The good news is that you can tip the balance in favour of the Jedi by feeding them healthy (unprocessed) food, avoiding excess sugar, taking a probiotic and feeding them pre-biotics (their fave foods include: garlic, leeks, onion, bananas and more…

Feed your ‘stomach pets’ people. Don’t let the Storm Troopers win.


Protein is needed to make precursors to neurotransmitters

If you needed an excuse to eat more bacon, here it is…. Protein is needed to synthesize neurotransmitters in your gut.

95% of your serotonin (happy hormone) is created in your intestine.  Serotonin affects mood, sleep, appetite, temperature regulation and brain development. 
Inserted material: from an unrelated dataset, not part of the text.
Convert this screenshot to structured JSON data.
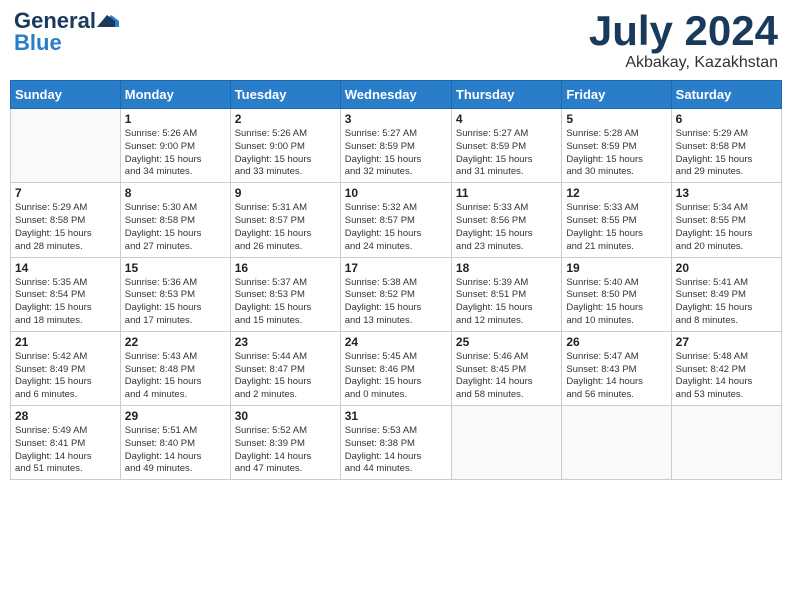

If you’re not eating enough protein, whether animal or vegan, your body is not going to be able to create the enzymes needed in your gut to synthesise Serotonin. So crack out the vegan cheese (but seriously don’t…)
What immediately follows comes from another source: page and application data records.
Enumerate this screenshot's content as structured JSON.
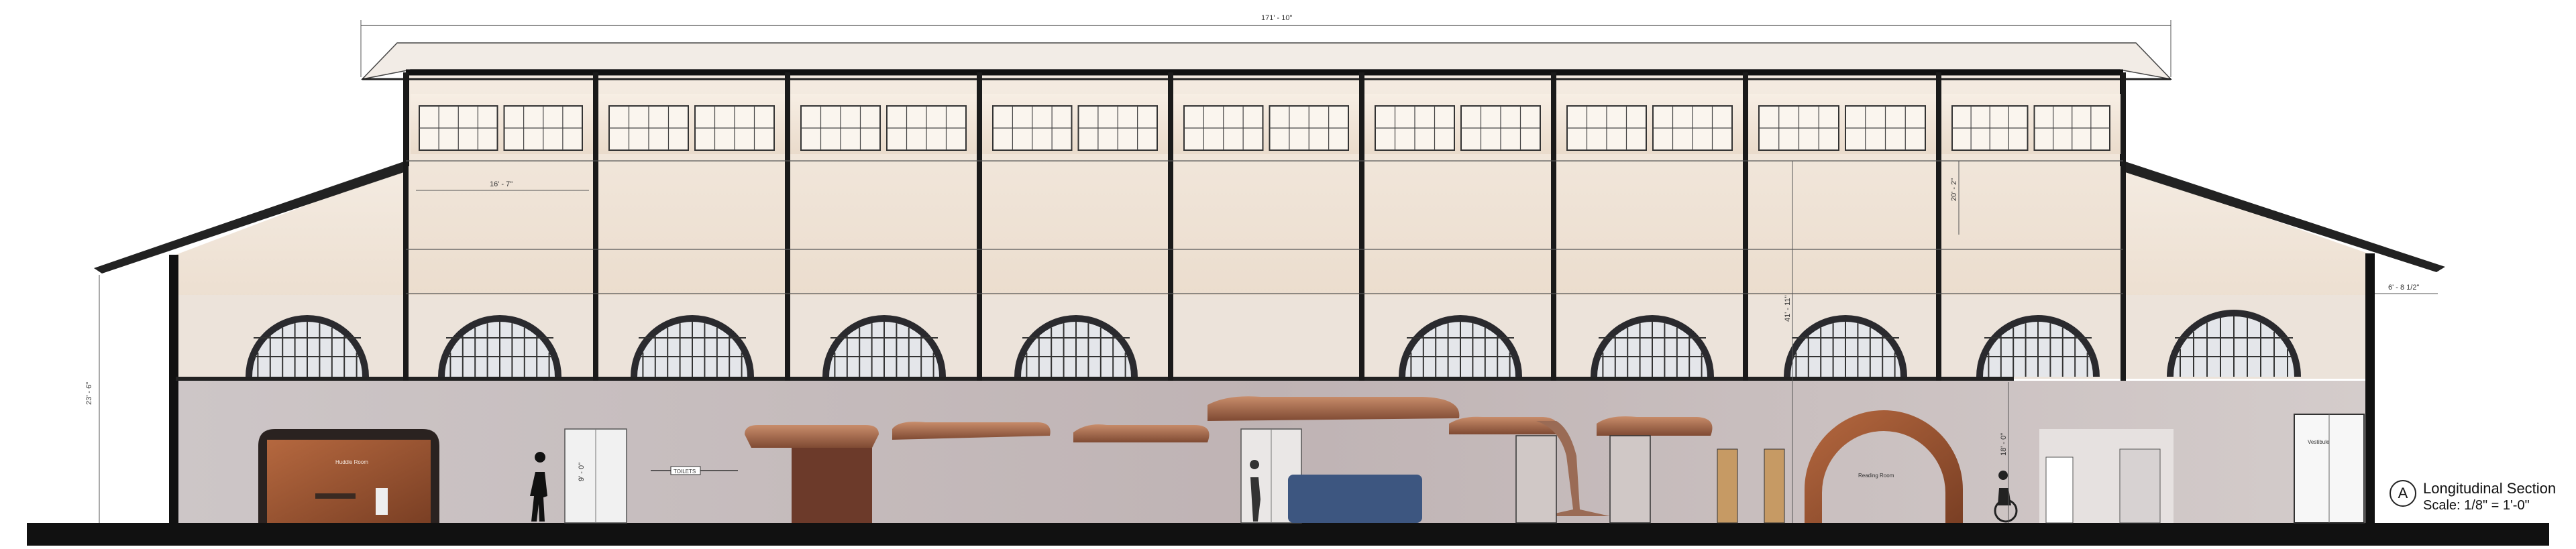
{
  "drawing": {
    "dimensions": {
      "overall_length": "171' - 10\"",
      "bay_width": "16' - 7\"",
      "clerestory_height": "20' - 2\"",
      "total_height": "41' - 11\"",
      "side_height": "23' - 6\"",
      "lower_ceiling": "18' - 0\"",
      "right_wing": "6' - 8 1/2\"",
      "person_height": "9' - 0\""
    },
    "room_labels": {
      "huddle_room": "Huddle Room",
      "toilets": "TOILETS",
      "toilets_sign": "TOILETS",
      "reading_room": "Reading Room",
      "vestibule": "Vestibule"
    },
    "title": {
      "marker": "A",
      "name": "Longitudinal Section",
      "scale": "Scale: 1/8\" = 1'-0\""
    }
  }
}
Food intolerances can impact your mood

When I went backpacking in my early 20’s, my father gave me a t-shirt with an Oscar Wilde quote that said “Only dull people are interesting at breakfast”. It was his (hilarious) way of warning my fellow hostel-dwellers that I was not my most charming at 7am. My family always joked that I was grumpy in the morning. The thing they didn’t know is that they were inadvertently feeding me foods I was intolerant to. Foods that impacted my mood as well as my digestion.

In a 2014 Randomised Control Trial, Peters et. al found
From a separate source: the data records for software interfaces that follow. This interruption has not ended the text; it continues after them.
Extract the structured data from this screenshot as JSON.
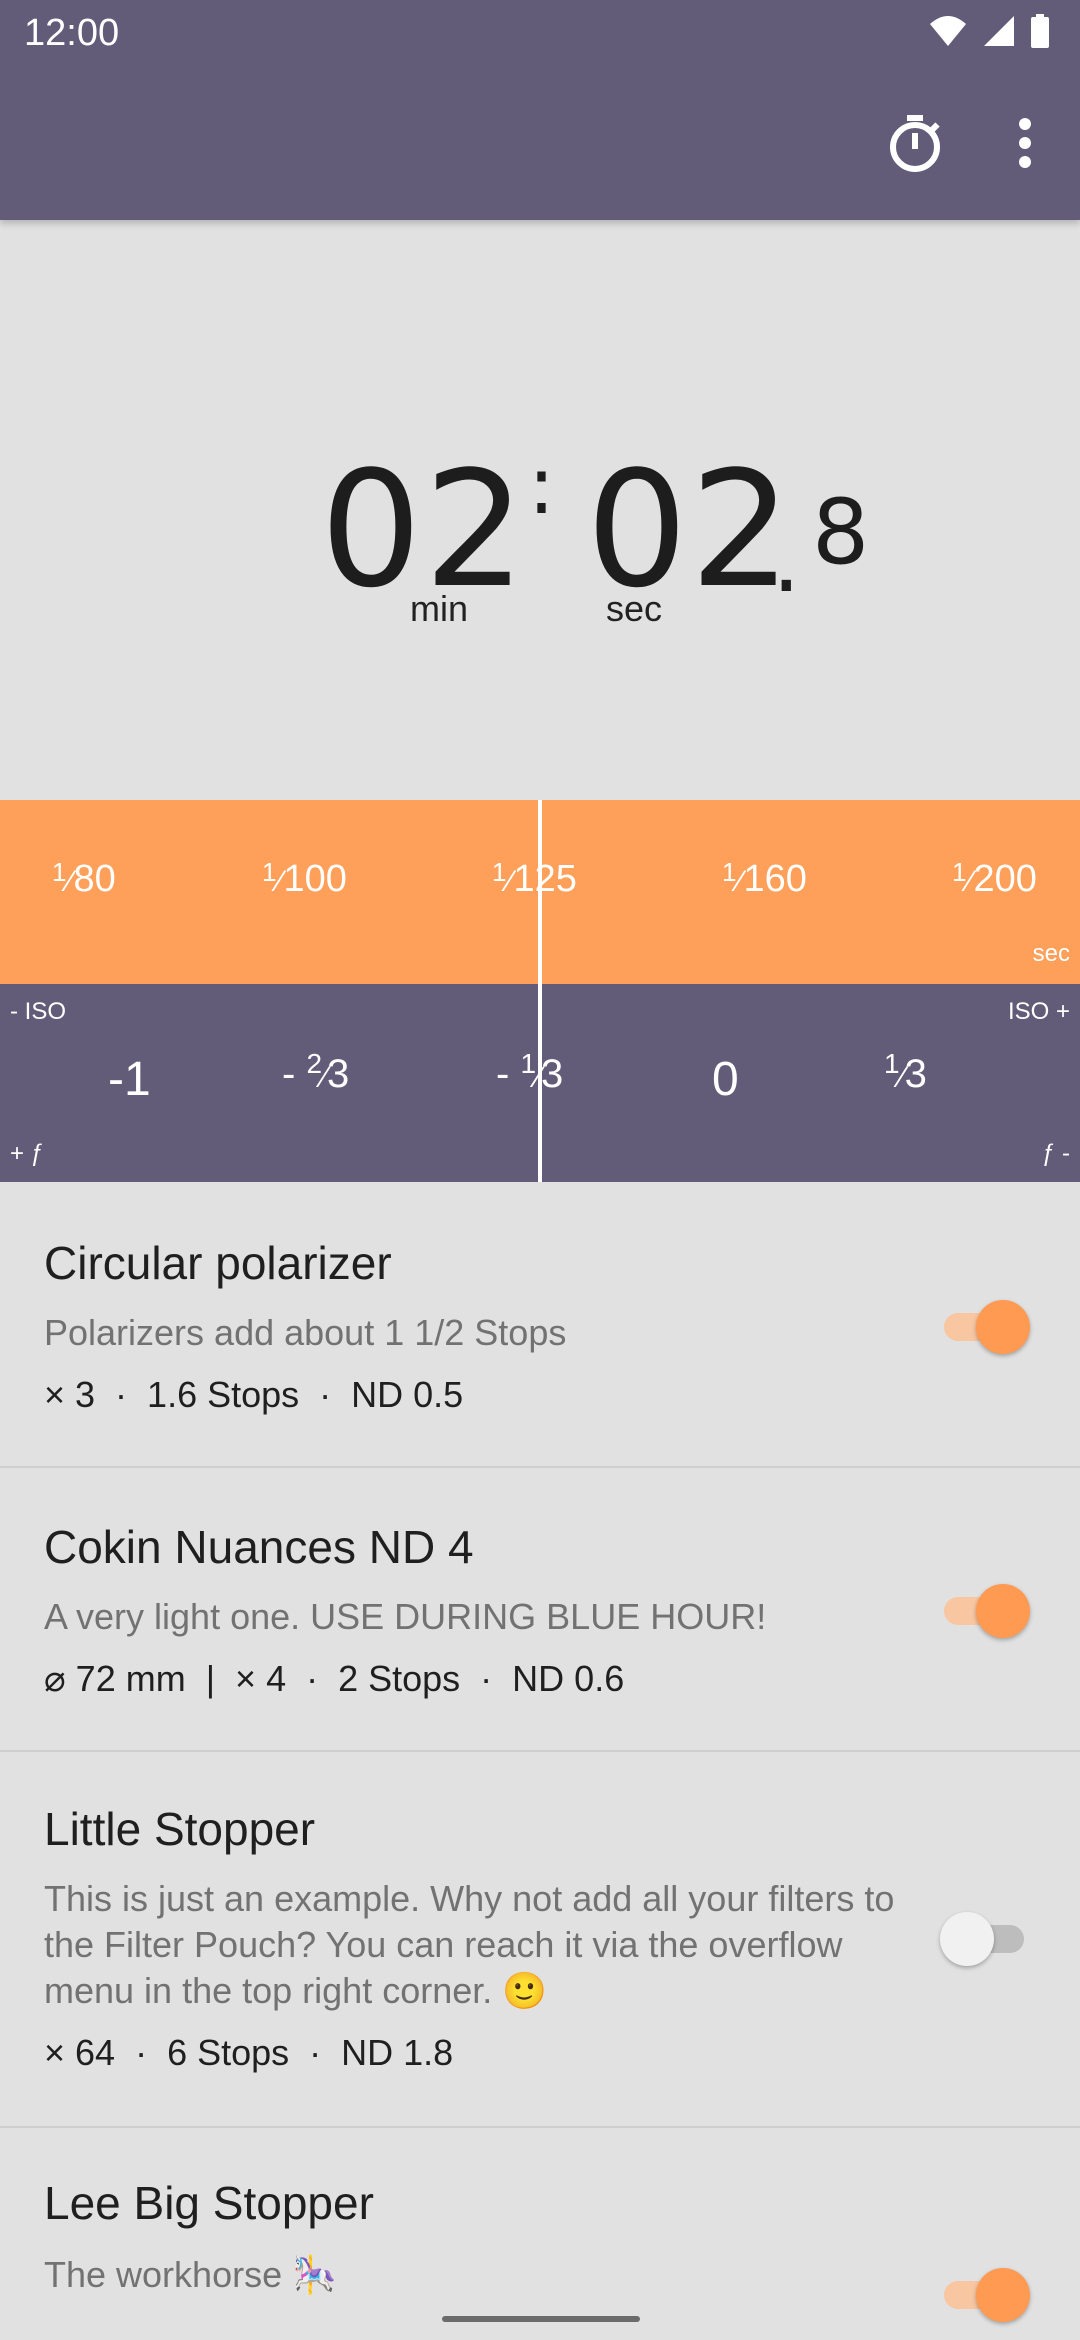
{
  "status_bar": {
    "time": "12:00",
    "icons": [
      "wifi-icon",
      "cellular-signal-icon",
      "battery-icon"
    ]
  },
  "app_bar": {
    "actions": [
      "stopwatch-icon",
      "more-vert-icon"
    ]
  },
  "timer": {
    "minutes": "02",
    "separator": ":",
    "seconds": "02",
    "decimal_point": ".",
    "tenths": "8",
    "min_label": "min",
    "sec_label": "sec"
  },
  "shutter_scale": {
    "values": [
      {
        "num": "1",
        "den": "80"
      },
      {
        "num": "1",
        "den": "100"
      },
      {
        "num": "1",
        "den": "125"
      },
      {
        "num": "1",
        "den": "160"
      },
      {
        "num": "1",
        "den": "200"
      }
    ],
    "unit": "sec"
  },
  "iso_scale": {
    "iso_minus_label": "- ISO",
    "iso_plus_label": "ISO +",
    "f_plus_label": "+ ƒ",
    "f_minus_label": "ƒ -",
    "values": [
      {
        "whole": "-1",
        "num": "",
        "den": ""
      },
      {
        "whole": "- ",
        "num": "2",
        "den": "3"
      },
      {
        "whole": "- ",
        "num": "1",
        "den": "3"
      },
      {
        "whole": "0",
        "num": "",
        "den": ""
      },
      {
        "whole": "",
        "num": "1",
        "den": "3"
      }
    ]
  },
  "filters": [
    {
      "title": "Circular polarizer",
      "description": "Polarizers add about 1 1/2 Stops",
      "meta": "× 3  ·  1.6 Stops  ·  ND 0.5",
      "enabled": true
    },
    {
      "title": "Cokin Nuances ND 4",
      "description": "A very light one. USE DURING BLUE HOUR!",
      "meta": "⌀ 72 mm  |  × 4  ·  2 Stops  ·  ND 0.6",
      "enabled": true
    },
    {
      "title": "Little Stopper",
      "description": "This is just an example. Why not add all your filters to the Filter Pouch? You can reach it via the overflow menu in the top right corner. 🙂",
      "meta": "× 64  ·  6 Stops  ·  ND 1.8",
      "enabled": false
    },
    {
      "title": "Lee Big Stopper",
      "description": "The workhorse 🎠",
      "meta": "",
      "enabled": true
    }
  ],
  "colors": {
    "primary": "#625c79",
    "accent": "#ffa05a",
    "background": "#e1e1e1"
  }
}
“Short-term exposure to gluten specifically induced current feelings of depression with no effect on other indices or on emotional disposition.”

Other studies point to food allergies increasing symptoms of anxiety and ADHD.

We all know a muppet who pontificates about the latest everything-free diet that they are trying for zero medical reason. But for some of us with allergies, or intolerances, it is a real thing. 

If you notice that your mood is affected after certain foods, it might be worth getting it checked out with a dietician or nutritionist.  (I have several I can recommend if you are stuck for leads).


Inflammation and mood

Inflammation can be created by a poor diet, as well as injury, illness and chronic stress. Inflammation is linked to depression.  In fact, it’s a bi-directional process.  Inflammation in the body can cause depression, and depression can cause inflammation. Read more here.

Foods that fight inflammation include

  •       Tomatoes
  •       Olive Oil
  •       Fruits
  •       Nuts
  •       Fatty fish (e.g. salmon or mackerel)

 You can read more here.

Foods that create inflammation include:

  •       Processed meats
  •       Red meat
  •       Refined carbs e.g. pastries and cakes (noooooo)
  •       Margerine


In conclusion…

What you eat and drink matters because food really does impact your mood. In fact, so much so that there’s a whole new field of psychiatry – integrative or functional psychiatry – that looks at how food affects your mood.

Drink more water than alcohol, feed your stomach pets, get enough protein in your diet and avoid trashy food and this will set you up for better mental health.  And indulge in the occasional chocolate-covered blueberry 😉

Signature of Sarah Tuckett Psychotherapy and Counselling North Brisbane





You might also be interested in

The link between chronic stress, inflammation and depression


Three easy ways to reduce your anxiety:

movement, breathing and your senses.

Sign up today to get access to the free eBook and monthly newsletters.

Related Blog Posts

What to do next

Want more breathing, movement and rest techniques?

Hop on over to the Resources page.